PM ignores calls for court to review FTAs
Thaksin says govt has no need to get approval from parliament
By Post reporters
8 January 2006
Prime Minister Thaksin Shinawatra yesterday ignored a call by the Senate committee on foreign affairs to seek help from the Constitution Court to review free trade agreements (FTAs) on grounds that they have contravened the constitution. The call by panel chairman Kraisak Choonhavan was made ahead of the sixth round of FTA talks between Thailand and the US, to take place in Chiang Mai from tomorrow until Friday.
Mr Kraisak is a leading lawmaker joining activists opposing the Thai-US FTA for fear that it would disadvantage the kingdom.
The prime minister said the government had no need to get approval from parliament on any bilateral free trade agreements signed with other countries, and called for confidence from other parties in government negotiators to protect the country’s interest.
He said Thailand was well prepared for talks with the US in an effort to seal the FTA, and could be the second country in the Association of Southeast Asian Nations to do so, after Singapore.
He insisted that any point in the agreement putting Thailand in a disadvantageous position would not be acceptable in talks with US counterparts.
A key issue on the agenda for the forthcoming negotiations between the two countries is patents on drugs.
Washington is seeking an additional five-year protection on US-made drugs on top of the World Trade Organisation’s framework, which gives members 20 years of patent protection.
Nimit Tienudom, leader of the Aids Access Foundation, guaranteed that Thai and US officials will be greeted with protesters every day at the talks.
The protest will start tomorrow in front of the US consul in Chiang Mai, before moving to hotels which are hosting the meeting.
Mr Nimit said protests against the FTA will be organised every day until the end of the meeting on Friday.
Activists and Aids patients oppose the FTA because they fear that the kingdom will have to buy dearer drugs from the US, due to longer patent protection, and it could badly affect people infected with HIV who have to rely on drugs imported from the US.
Mr Kraisak accused the government on Friday of violating article 224 of the constitution, which requires all key issues to be passed for consideration by the Senate.

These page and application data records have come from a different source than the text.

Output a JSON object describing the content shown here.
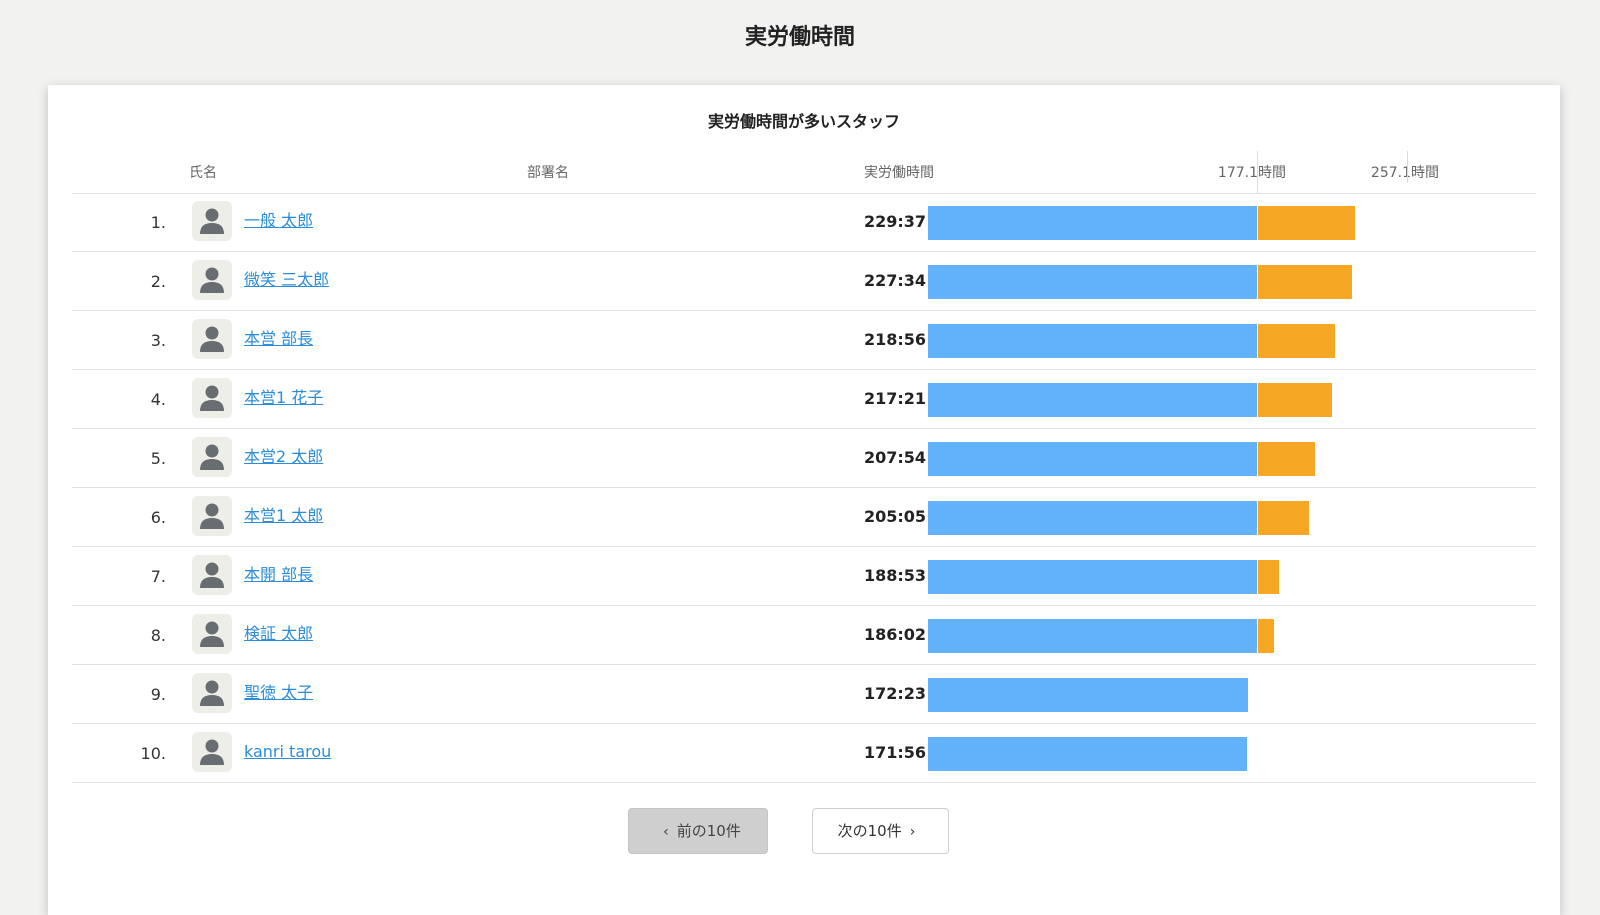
{
  "page": {
    "title": "実労働時間"
  },
  "card": {
    "title": "実労働時間が多いスタッフ"
  },
  "columns": {
    "name": "氏名",
    "department": "部署名",
    "hours": "実労働時間"
  },
  "reference_lines": [
    {
      "label": "177.1時間",
      "value": 177.1
    },
    {
      "label": "257.1時間",
      "value": 257.1
    }
  ],
  "colors": {
    "within": "#62b2fb",
    "excess": "#f5a623",
    "link": "#2b8cdc"
  },
  "staff": [
    {
      "rank": "1.",
      "name": "一般 太郎",
      "department": "",
      "hours": "229:37",
      "hours_value": 229.62
    },
    {
      "rank": "2.",
      "name": "微笑 三太郎",
      "department": "",
      "hours": "227:34",
      "hours_value": 227.57
    },
    {
      "rank": "3.",
      "name": "本営 部長",
      "department": "",
      "hours": "218:56",
      "hours_value": 218.93
    },
    {
      "rank": "4.",
      "name": "本営1 花子",
      "department": "",
      "hours": "217:21",
      "hours_value": 217.35
    },
    {
      "rank": "5.",
      "name": "本営2 太郎",
      "department": "",
      "hours": "207:54",
      "hours_value": 207.9
    },
    {
      "rank": "6.",
      "name": "本営1 太郎",
      "department": "",
      "hours": "205:05",
      "hours_value": 205.08
    },
    {
      "rank": "7.",
      "name": "本開 部長",
      "department": "",
      "hours": "188:53",
      "hours_value": 188.88
    },
    {
      "rank": "8.",
      "name": "検証 太郎",
      "department": "",
      "hours": "186:02",
      "hours_value": 186.03
    },
    {
      "rank": "9.",
      "name": "聖徳 太子",
      "department": "",
      "hours": "172:23",
      "hours_value": 172.38
    },
    {
      "rank": "10.",
      "name": "kanri tarou",
      "department": "",
      "hours": "171:56",
      "hours_value": 171.93
    }
  ],
  "pagination": {
    "prev_label": "前の10件",
    "next_label": "次の10件",
    "prev_icon": "chevron-left-icon",
    "next_icon": "chevron-right-icon"
  }
}
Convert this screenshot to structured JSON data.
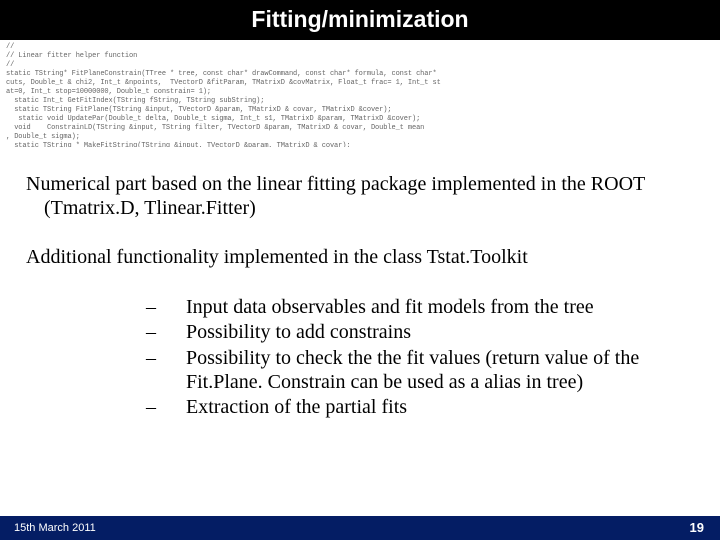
{
  "title": "Fitting/minimization",
  "code": "//\n// Linear fitter helper function\n//\nstatic TString* FitPlaneConstrain(TTree * tree, const char* drawCommand, const char* formula, const char*\ncuts, Double_t & chi2, Int_t &npoints,  TVectorD &fitParam, TMatrixD &covMatrix, Float_t frac= 1, Int_t st\nat=0, Int_t stop=10000000, Double_t constrain= 1);\n  static Int_t GetFitIndex(TString fString, TString subString);\n  static TString FitPlane(TString &input, TVectorD &param, TMatrixD & covar, TMatrixD &cover);\n   static void UpdatePar(Double_t delta, Double_t sigma, Int_t s1, TMatrixD &param, TMatrixD &cover);\n  void    ConstrainLD(TString &input, TString filter, TVectorD &param, TMatrixD & covar, Double_t mean\n, Double_t sigma);\n  static TString * MakeFitString(TString &input, TVectorD &param, TMatrixD & covar);",
  "para1": "Numerical part based on the linear fitting package implemented in the ROOT (Tmatrix.D, Tlinear.Fitter)",
  "para2": "Additional functionality implemented in the class Tstat.Toolkit",
  "bullets": [
    "Input data  observables and fit models from the tree",
    "Possibility to add constrains",
    "Possibility to check the the fit values (return value of the Fit.Plane. Constrain can be used as a alias in tree)",
    "Extraction of the partial fits"
  ],
  "footer": {
    "date_ord": "15th",
    "date_rest": " March 2011",
    "page": "19"
  }
}
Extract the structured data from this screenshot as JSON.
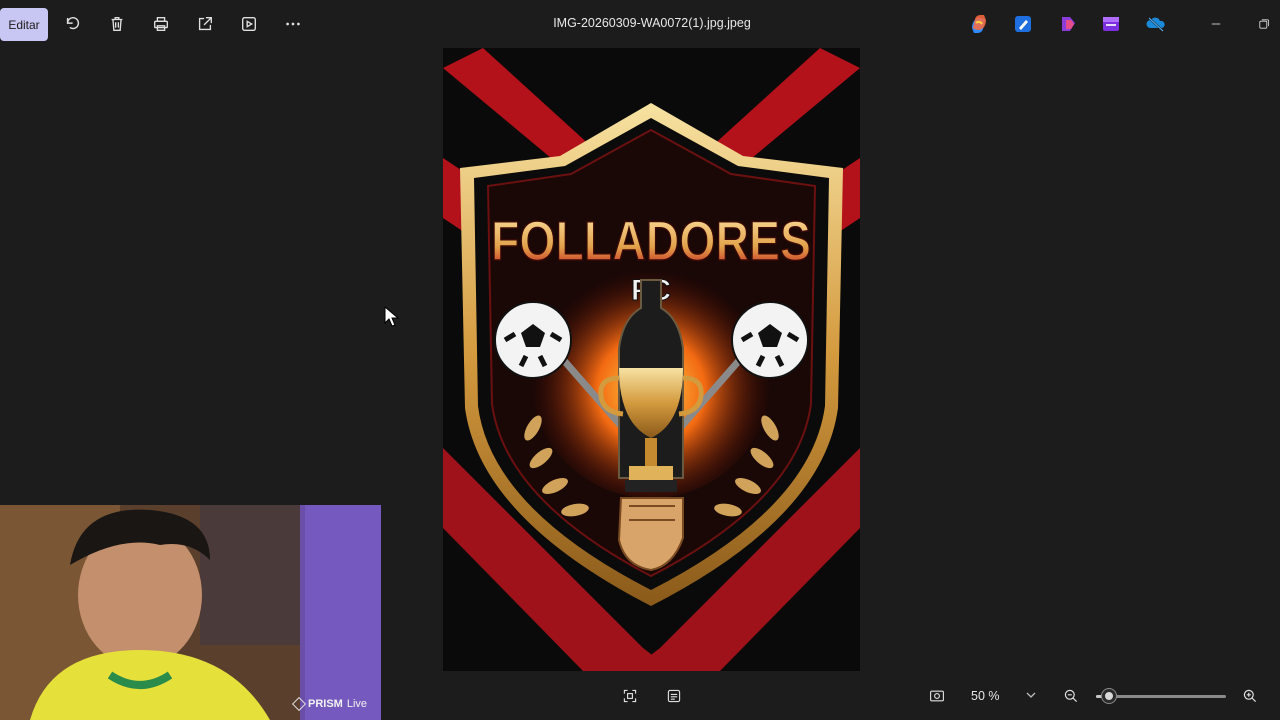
{
  "toolbar": {
    "edit_label": "Editar",
    "icons": [
      "rotate-icon",
      "delete-icon",
      "print-icon",
      "share-icon",
      "slideshow-icon",
      "more-icon"
    ]
  },
  "file": {
    "title": "IMG-20260309-WA0072(1).jpg.jpeg"
  },
  "apps": [
    "copilot-icon",
    "designer-icon",
    "clipchamp-icon",
    "photos-icon",
    "onedrive-icon"
  ],
  "image": {
    "crest_title": "FOLLADORES",
    "crest_subtitle": "FC"
  },
  "webcam": {
    "badge_brand": "PRISM",
    "badge_suffix": "Live"
  },
  "bottombar": {
    "zoom_value": "50 %",
    "zoom_fraction": 0.1
  },
  "colors": {
    "accent_edit": "#c8c6f3",
    "background": "#1c1c1c",
    "crest_red": "#c0161c",
    "crest_gold": "#e3b665"
  }
}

Under the article, any agreement which alters Thailand’s territory or state jurisdiction must obtain approval from parliament